Data records for software interfaces
---+---

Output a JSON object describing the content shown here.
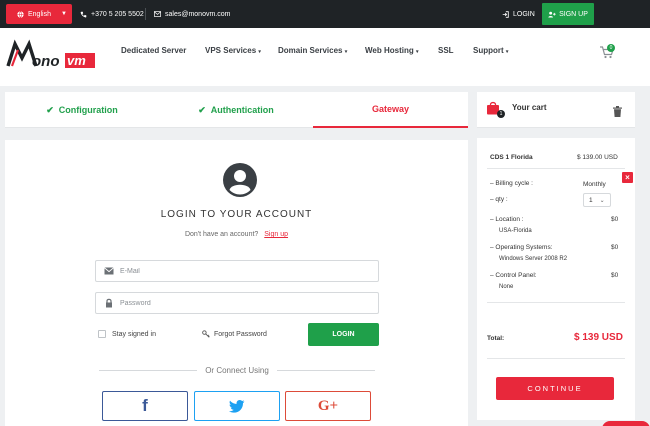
{
  "topbar": {
    "language": "English",
    "phone": "+370 5 205 5502",
    "email": "sales@monovm.com",
    "login": "LOGIN",
    "signup": "SIGN UP"
  },
  "nav": {
    "logo_text": "Monovm",
    "items": [
      "Dedicated Server",
      "VPS Services",
      "Domain Services",
      "Web Hosting",
      "SSL",
      "Support"
    ],
    "cart_count": "0"
  },
  "steps": [
    {
      "label": "Configuration",
      "state": "done"
    },
    {
      "label": "Authentication",
      "state": "done"
    },
    {
      "label": "Gateway",
      "state": "active"
    }
  ],
  "login": {
    "title": "LOGIN TO YOUR ACCOUNT",
    "no_account": "Don't have an account?",
    "signup_link": "Sign up",
    "email_placeholder": "E-Mail",
    "password_placeholder": "Password",
    "stay_signed": "Stay signed in",
    "forgot": "Forgot Password",
    "button": "LOGIN",
    "connect": "Or Connect Using"
  },
  "social": [
    {
      "name": "facebook",
      "glyph": "f",
      "color": "#3b5998"
    },
    {
      "name": "twitter",
      "glyph": "",
      "color": "#1da1f2"
    },
    {
      "name": "google-plus",
      "glyph": "G+",
      "color": "#dd4b39"
    }
  ],
  "cart": {
    "title": "Your cart",
    "badge": "1",
    "product": "CDS 1 Florida",
    "product_price": "$ 139.00 USD",
    "billing_label": "– Billing cycle :",
    "billing_value": "Monthly",
    "qty_label": "– qty :",
    "qty_value": "1",
    "location_label": "– Location :",
    "location_price": "$0",
    "location_value": "USA-Florida",
    "os_label": "– Operating Systems:",
    "os_price": "$0",
    "os_value": "Windows Server 2008 R2",
    "cp_label": "– Control Panel:",
    "cp_price": "$0",
    "cp_value": "None",
    "total_label": "Total:",
    "total_value": "$ 139 USD",
    "continue": "CONTINUE"
  },
  "colors": {
    "accent": "#e8283b",
    "success": "#1fa04a",
    "dark": "#1f2326"
  }
}
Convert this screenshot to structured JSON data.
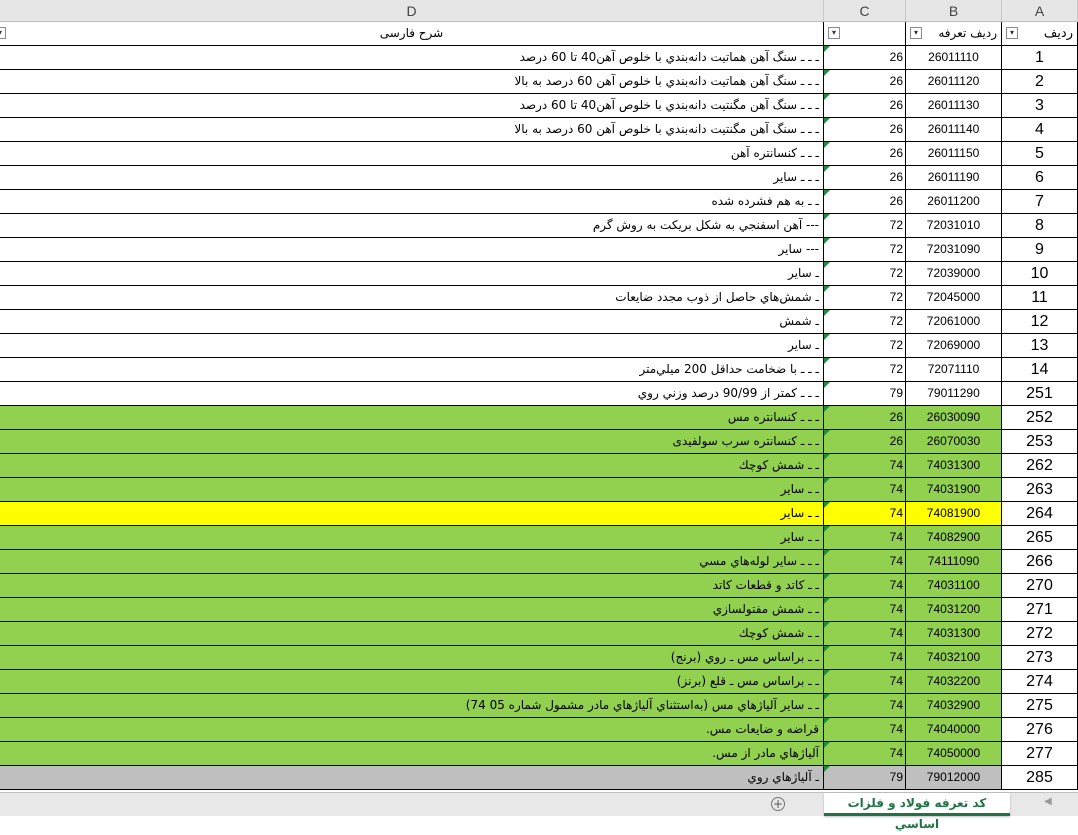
{
  "columns": {
    "D": "D",
    "C": "C",
    "B": "B",
    "A": "A"
  },
  "header": {
    "d_label": "شرح فارسی",
    "c_label": "",
    "b_label": "رديف تعرفه",
    "a_label": "رديف"
  },
  "rows": [
    {
      "a": "1",
      "b": "26011110",
      "c": "26",
      "d": "ـ ـ ـ سنگ آهن هماتيت دانه‌بندي با خلوص آهن40 تا 60 درصد",
      "fill": "#ffffff"
    },
    {
      "a": "2",
      "b": "26011120",
      "c": "26",
      "d": "ـ ـ ـ سنگ آهن هماتيت دانه‌بندي با خلوص آهن 60 درصد به بالا",
      "fill": "#ffffff"
    },
    {
      "a": "3",
      "b": "26011130",
      "c": "26",
      "d": "ـ ـ ـ سنگ آهن مگنتيت دانه‌بندي با خلوص آهن40 تا 60 درصد",
      "fill": "#ffffff"
    },
    {
      "a": "4",
      "b": "26011140",
      "c": "26",
      "d": "ـ ـ ـ سنگ آهن مگنتيت دانه‌بندي با خلوص آهن 60 درصد به بالا",
      "fill": "#ffffff"
    },
    {
      "a": "5",
      "b": "26011150",
      "c": "26",
      "d": "ـ ـ ـ كنسانتره آهن",
      "fill": "#ffffff"
    },
    {
      "a": "6",
      "b": "26011190",
      "c": "26",
      "d": "ـ ـ ـ ساير",
      "fill": "#ffffff"
    },
    {
      "a": "7",
      "b": "26011200",
      "c": "26",
      "d": "ـ ـ به هم فشرده شده",
      "fill": "#ffffff"
    },
    {
      "a": "8",
      "b": "72031010",
      "c": "72",
      "d": "--- آهن اسفنجي به شكل بريكت به روش گرم",
      "fill": "#ffffff"
    },
    {
      "a": "9",
      "b": "72031090",
      "c": "72",
      "d": "--- ساير",
      "fill": "#ffffff"
    },
    {
      "a": "10",
      "b": "72039000",
      "c": "72",
      "d": "ـ ساير",
      "fill": "#ffffff"
    },
    {
      "a": "11",
      "b": "72045000",
      "c": "72",
      "d": "ـ شمش‌هاي حاصل از ذوب مجدد ضايعات",
      "fill": "#ffffff"
    },
    {
      "a": "12",
      "b": "72061000",
      "c": "72",
      "d": "ـ شمش",
      "fill": "#ffffff"
    },
    {
      "a": "13",
      "b": "72069000",
      "c": "72",
      "d": "ـ ساير",
      "fill": "#ffffff"
    },
    {
      "a": "14",
      "b": "72071110",
      "c": "72",
      "d": "ـ ـ ـ با ضخامت حداقل 200 ميلي‌متر",
      "fill": "#ffffff"
    },
    {
      "a": "251",
      "b": "79011290",
      "c": "79",
      "d": "ـ ـ ـ كمتر از 90/99 درصد وزني روي",
      "fill": "#ffffff"
    },
    {
      "a": "252",
      "b": "26030090",
      "c": "26",
      "d": "ـ ـ ـ كنسانتره مس",
      "fill": "#92d050"
    },
    {
      "a": "253",
      "b": "26070030",
      "c": "26",
      "d": "ـ ـ ـ كنسانتره  سرب سولفيدی",
      "fill": "#92d050"
    },
    {
      "a": "262",
      "b": "74031300",
      "c": "74",
      "d": "ـ ـ شمش كوچك",
      "fill": "#92d050"
    },
    {
      "a": "263",
      "b": "74031900",
      "c": "74",
      "d": "ـ ـ ساير",
      "fill": "#92d050"
    },
    {
      "a": "264",
      "b": "74081900",
      "c": "74",
      "d": "ـ ـ ساير",
      "fill": "#ffff00"
    },
    {
      "a": "265",
      "b": "74082900",
      "c": "74",
      "d": "ـ ـ ساير",
      "fill": "#92d050"
    },
    {
      "a": "266",
      "b": "74111090",
      "c": "74",
      "d": "ـ ـ ـ ساير لوله‌هاي مسي",
      "fill": "#92d050"
    },
    {
      "a": "270",
      "b": "74031100",
      "c": "74",
      "d": "ـ ـ كاتد و قطعات كاتد",
      "fill": "#92d050"
    },
    {
      "a": "271",
      "b": "74031200",
      "c": "74",
      "d": "ـ ـ شمش مفتولسازي",
      "fill": "#92d050"
    },
    {
      "a": "272",
      "b": "74031300",
      "c": "74",
      "d": "ـ ـ شمش كوچك",
      "fill": "#92d050"
    },
    {
      "a": "273",
      "b": "74032100",
      "c": "74",
      "d": "ـ ـ براساس مس ـ روي (برنج)",
      "fill": "#92d050"
    },
    {
      "a": "274",
      "b": "74032200",
      "c": "74",
      "d": "ـ ـ براساس مس ـ قلع (برنز)",
      "fill": "#92d050"
    },
    {
      "a": "275",
      "b": "74032900",
      "c": "74",
      "d": "ـ ـ ساير آلياژهاي مس (به‌استثناي آلياژهاي مادر مشمول شماره 05  74)",
      "fill": "#92d050"
    },
    {
      "a": "276",
      "b": "74040000",
      "c": "74",
      "d": "قراضه و ضايعات مس.",
      "fill": "#92d050"
    },
    {
      "a": "277",
      "b": "74050000",
      "c": "74",
      "d": "آلياژهاي مادر از مس.",
      "fill": "#92d050"
    },
    {
      "a": "285",
      "b": "79012000",
      "c": "79",
      "d": "ـ آلياژهاي روي",
      "fill": "#bfbfbf"
    }
  ],
  "tabs": {
    "active": "كد تعرفه فولاد و فلزات اساسي",
    "add_label": "+"
  },
  "icons": {
    "filter": "filter-dropdown-icon",
    "add": "add-sheet-icon",
    "scroll": "scroll-right-icon"
  }
}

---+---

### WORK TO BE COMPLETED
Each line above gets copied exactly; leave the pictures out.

### TASK ANSWER
Output a JSON object describing the content shown here.
{
  "topbar": {
    "language": "English",
    "phone": "+370 5 205 5502",
    "email": "sales@monovm.com",
    "login": "LOGIN",
    "signup": "SIGN UP"
  },
  "nav": {
    "logo_text": "Monovm",
    "items": [
      "Dedicated Server",
      "VPS Services",
      "Domain Services",
      "Web Hosting",
      "SSL",
      "Support"
    ],
    "cart_count": "0"
  },
  "steps": [
    {
      "label": "Configuration",
      "state": "done"
    },
    {
      "label": "Authentication",
      "state": "done"
    },
    {
      "label": "Gateway",
      "state": "active"
    }
  ],
  "login": {
    "title": "LOGIN TO YOUR ACCOUNT",
    "no_account": "Don't have an account?",
    "signup_link": "Sign up",
    "email_placeholder": "E-Mail",
    "password_placeholder": "Password",
    "stay_signed": "Stay signed in",
    "forgot": "Forgot Password",
    "button": "LOGIN",
    "connect": "Or Connect Using"
  },
  "social": [
    {
      "name": "facebook",
      "glyph": "f",
      "color": "#3b5998"
    },
    {
      "name": "twitter",
      "glyph": "",
      "color": "#1da1f2"
    },
    {
      "name": "google-plus",
      "glyph": "G+",
      "color": "#dd4b39"
    }
  ],
  "cart": {
    "title": "Your cart",
    "badge": "1",
    "product": "CDS 1 Florida",
    "product_price": "$ 139.00 USD",
    "billing_label": "– Billing cycle :",
    "billing_value": "Monthly",
    "qty_label": "– qty :",
    "qty_value": "1",
    "location_label": "– Location :",
    "location_price": "$0",
    "location_value": "USA-Florida",
    "os_label": "– Operating Systems:",
    "os_price": "$0",
    "os_value": "Windows Server 2008 R2",
    "cp_label": "– Control Panel:",
    "cp_price": "$0",
    "cp_value": "None",
    "total_label": "Total:",
    "total_value": "$ 139 USD",
    "continue": "CONTINUE"
  },
  "colors": {
    "accent": "#e8283b",
    "success": "#1fa04a",
    "dark": "#1f2326"
  }
}
Convert this screenshot to structured JSON data.
{
  "columns": {
    "D": "D",
    "C": "C",
    "B": "B",
    "A": "A"
  },
  "header": {
    "d_label": "شرح فارسی",
    "c_label": "",
    "b_label": "رديف تعرفه",
    "a_label": "رديف"
  },
  "rows": [
    {
      "a": "1",
      "b": "26011110",
      "c": "26",
      "d": "ـ ـ ـ سنگ آهن هماتيت دانه‌بندي با خلوص آهن40 تا 60 درصد",
      "fill": "#ffffff"
    },
    {
      "a": "2",
      "b": "26011120",
      "c": "26",
      "d": "ـ ـ ـ سنگ آهن هماتيت دانه‌بندي با خلوص آهن 60 درصد به بالا",
      "fill": "#ffffff"
    },
    {
      "a": "3",
      "b": "26011130",
      "c": "26",
      "d": "ـ ـ ـ سنگ آهن مگنتيت دانه‌بندي با خلوص آهن40 تا 60 درصد",
      "fill": "#ffffff"
    },
    {
      "a": "4",
      "b": "26011140",
      "c": "26",
      "d": "ـ ـ ـ سنگ آهن مگنتيت دانه‌بندي با خلوص آهن 60 درصد به بالا",
      "fill": "#ffffff"
    },
    {
      "a": "5",
      "b": "26011150",
      "c": "26",
      "d": "ـ ـ ـ كنسانتره آهن",
      "fill": "#ffffff"
    },
    {
      "a": "6",
      "b": "26011190",
      "c": "26",
      "d": "ـ ـ ـ ساير",
      "fill": "#ffffff"
    },
    {
      "a": "7",
      "b": "26011200",
      "c": "26",
      "d": "ـ ـ به هم فشرده شده",
      "fill": "#ffffff"
    },
    {
      "a": "8",
      "b": "72031010",
      "c": "72",
      "d": "--- آهن اسفنجي به شكل بريكت به روش گرم",
      "fill": "#ffffff"
    },
    {
      "a": "9",
      "b": "72031090",
      "c": "72",
      "d": "--- ساير",
      "fill": "#ffffff"
    },
    {
      "a": "10",
      "b": "72039000",
      "c": "72",
      "d": "ـ ساير",
      "fill": "#ffffff"
    },
    {
      "a": "11",
      "b": "72045000",
      "c": "72",
      "d": "ـ شمش‌هاي حاصل از ذوب مجدد ضايعات",
      "fill": "#ffffff"
    },
    {
      "a": "12",
      "b": "72061000",
      "c": "72",
      "d": "ـ شمش",
      "fill": "#ffffff"
    },
    {
      "a": "13",
      "b": "72069000",
      "c": "72",
      "d": "ـ ساير",
      "fill": "#ffffff"
    },
    {
      "a": "14",
      "b": "72071110",
      "c": "72",
      "d": "ـ ـ ـ با ضخامت حداقل 200 ميلي‌متر",
      "fill": "#ffffff"
    },
    {
      "a": "251",
      "b": "79011290",
      "c": "79",
      "d": "ـ ـ ـ كمتر از 90/99 درصد وزني روي",
      "fill": "#ffffff"
    },
    {
      "a": "252",
      "b": "26030090",
      "c": "26",
      "d": "ـ ـ ـ كنسانتره مس",
      "fill": "#92d050"
    },
    {
      "a": "253",
      "b": "26070030",
      "c": "26",
      "d": "ـ ـ ـ كنسانتره  سرب سولفيدی",
      "fill": "#92d050"
    },
    {
      "a": "262",
      "b": "74031300",
      "c": "74",
      "d": "ـ ـ شمش كوچك",
      "fill": "#92d050"
    },
    {
      "a": "263",
      "b": "74031900",
      "c": "74",
      "d": "ـ ـ ساير",
      "fill": "#92d050"
    },
    {
      "a": "264",
      "b": "74081900",
      "c": "74",
      "d": "ـ ـ ساير",
      "fill": "#ffff00"
    },
    {
      "a": "265",
      "b": "74082900",
      "c": "74",
      "d": "ـ ـ ساير",
      "fill": "#92d050"
    },
    {
      "a": "266",
      "b": "74111090",
      "c": "74",
      "d": "ـ ـ ـ ساير لوله‌هاي مسي",
      "fill": "#92d050"
    },
    {
      "a": "270",
      "b": "74031100",
      "c": "74",
      "d": "ـ ـ كاتد و قطعات كاتد",
      "fill": "#92d050"
    },
    {
      "a": "271",
      "b": "74031200",
      "c": "74",
      "d": "ـ ـ شمش مفتولسازي",
      "fill": "#92d050"
    },
    {
      "a": "272",
      "b": "74031300",
      "c": "74",
      "d": "ـ ـ شمش كوچك",
      "fill": "#92d050"
    },
    {
      "a": "273",
      "b": "74032100",
      "c": "74",
      "d": "ـ ـ براساس مس ـ روي (برنج)",
      "fill": "#92d050"
    },
    {
      "a": "274",
      "b": "74032200",
      "c": "74",
      "d": "ـ ـ براساس مس ـ قلع (برنز)",
      "fill": "#92d050"
    },
    {
      "a": "275",
      "b": "74032900",
      "c": "74",
      "d": "ـ ـ ساير آلياژهاي مس (به‌استثناي آلياژهاي مادر مشمول شماره 05  74)",
      "fill": "#92d050"
    },
    {
      "a": "276",
      "b": "74040000",
      "c": "74",
      "d": "قراضه و ضايعات مس.",
      "fill": "#92d050"
    },
    {
      "a": "277",
      "b": "74050000",
      "c": "74",
      "d": "آلياژهاي مادر از مس.",
      "fill": "#92d050"
    },
    {
      "a": "285",
      "b": "79012000",
      "c": "79",
      "d": "ـ آلياژهاي روي",
      "fill": "#bfbfbf"
    }
  ],
  "tabs": {
    "active": "كد تعرفه فولاد و فلزات اساسي",
    "add_label": "+"
  },
  "icons": {
    "filter": "filter-dropdown-icon",
    "add": "add-sheet-icon",
    "scroll": "scroll-right-icon"
  }
}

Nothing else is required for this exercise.